▸ Input for this task
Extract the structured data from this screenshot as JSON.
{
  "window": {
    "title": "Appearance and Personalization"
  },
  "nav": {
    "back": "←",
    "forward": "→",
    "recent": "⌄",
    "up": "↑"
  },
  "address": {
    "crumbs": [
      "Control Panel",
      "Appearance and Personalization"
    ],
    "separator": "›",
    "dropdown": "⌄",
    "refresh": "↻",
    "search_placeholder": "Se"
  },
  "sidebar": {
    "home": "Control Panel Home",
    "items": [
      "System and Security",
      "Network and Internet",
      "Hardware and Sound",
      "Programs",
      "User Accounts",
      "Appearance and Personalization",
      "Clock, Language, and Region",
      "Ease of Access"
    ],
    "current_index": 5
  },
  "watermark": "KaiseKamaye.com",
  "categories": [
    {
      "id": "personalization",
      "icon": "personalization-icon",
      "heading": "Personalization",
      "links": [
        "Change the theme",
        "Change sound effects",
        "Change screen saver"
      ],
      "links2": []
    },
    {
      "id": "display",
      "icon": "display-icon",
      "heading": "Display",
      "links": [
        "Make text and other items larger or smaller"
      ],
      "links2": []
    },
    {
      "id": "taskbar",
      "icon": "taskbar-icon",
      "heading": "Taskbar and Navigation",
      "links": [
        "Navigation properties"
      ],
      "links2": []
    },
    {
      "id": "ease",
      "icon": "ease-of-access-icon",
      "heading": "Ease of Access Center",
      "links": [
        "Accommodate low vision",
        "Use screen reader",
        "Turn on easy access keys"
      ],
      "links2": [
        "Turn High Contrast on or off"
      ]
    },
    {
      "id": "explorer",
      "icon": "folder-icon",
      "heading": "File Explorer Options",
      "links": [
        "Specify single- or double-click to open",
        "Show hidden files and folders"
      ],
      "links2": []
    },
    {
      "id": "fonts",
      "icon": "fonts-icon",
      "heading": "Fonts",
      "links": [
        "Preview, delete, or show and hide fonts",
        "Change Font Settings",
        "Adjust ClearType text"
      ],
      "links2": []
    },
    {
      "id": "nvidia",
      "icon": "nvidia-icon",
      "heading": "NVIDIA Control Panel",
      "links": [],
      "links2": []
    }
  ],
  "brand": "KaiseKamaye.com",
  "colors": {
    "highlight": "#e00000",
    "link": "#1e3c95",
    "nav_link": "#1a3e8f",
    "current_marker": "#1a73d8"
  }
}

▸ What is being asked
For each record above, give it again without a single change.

▸ Task output
Extract the structured data from this screenshot as JSON.
{
  "window": {
    "title": "Appearance and Personalization"
  },
  "nav": {
    "back": "←",
    "forward": "→",
    "recent": "⌄",
    "up": "↑"
  },
  "address": {
    "crumbs": [
      "Control Panel",
      "Appearance and Personalization"
    ],
    "separator": "›",
    "dropdown": "⌄",
    "refresh": "↻",
    "search_placeholder": "Se"
  },
  "sidebar": {
    "home": "Control Panel Home",
    "items": [
      "System and Security",
      "Network and Internet",
      "Hardware and Sound",
      "Programs",
      "User Accounts",
      "Appearance and Personalization",
      "Clock, Language, and Region",
      "Ease of Access"
    ],
    "current_index": 5
  },
  "watermark": "KaiseKamaye.com",
  "categories": [
    {
      "id": "personalization",
      "icon": "personalization-icon",
      "heading": "Personalization",
      "links": [
        "Change the theme",
        "Change sound effects",
        "Change screen saver"
      ],
      "links2": []
    },
    {
      "id": "display",
      "icon": "display-icon",
      "heading": "Display",
      "links": [
        "Make text and other items larger or smaller"
      ],
      "links2": []
    },
    {
      "id": "taskbar",
      "icon": "taskbar-icon",
      "heading": "Taskbar and Navigation",
      "links": [
        "Navigation properties"
      ],
      "links2": []
    },
    {
      "id": "ease",
      "icon": "ease-of-access-icon",
      "heading": "Ease of Access Center",
      "links": [
        "Accommodate low vision",
        "Use screen reader",
        "Turn on easy access keys"
      ],
      "links2": [
        "Turn High Contrast on or off"
      ]
    },
    {
      "id": "explorer",
      "icon": "folder-icon",
      "heading": "File Explorer Options",
      "links": [
        "Specify single- or double-click to open",
        "Show hidden files and folders"
      ],
      "links2": []
    },
    {
      "id": "fonts",
      "icon": "fonts-icon",
      "heading": "Fonts",
      "links": [
        "Preview, delete, or show and hide fonts",
        "Change Font Settings",
        "Adjust ClearType text"
      ],
      "links2": []
    },
    {
      "id": "nvidia",
      "icon": "nvidia-icon",
      "heading": "NVIDIA Control Panel",
      "links": [],
      "links2": []
    }
  ],
  "brand": "KaiseKamaye.com",
  "colors": {
    "highlight": "#e00000",
    "link": "#1e3c95",
    "nav_link": "#1a3e8f",
    "current_marker": "#1a73d8"
  }
}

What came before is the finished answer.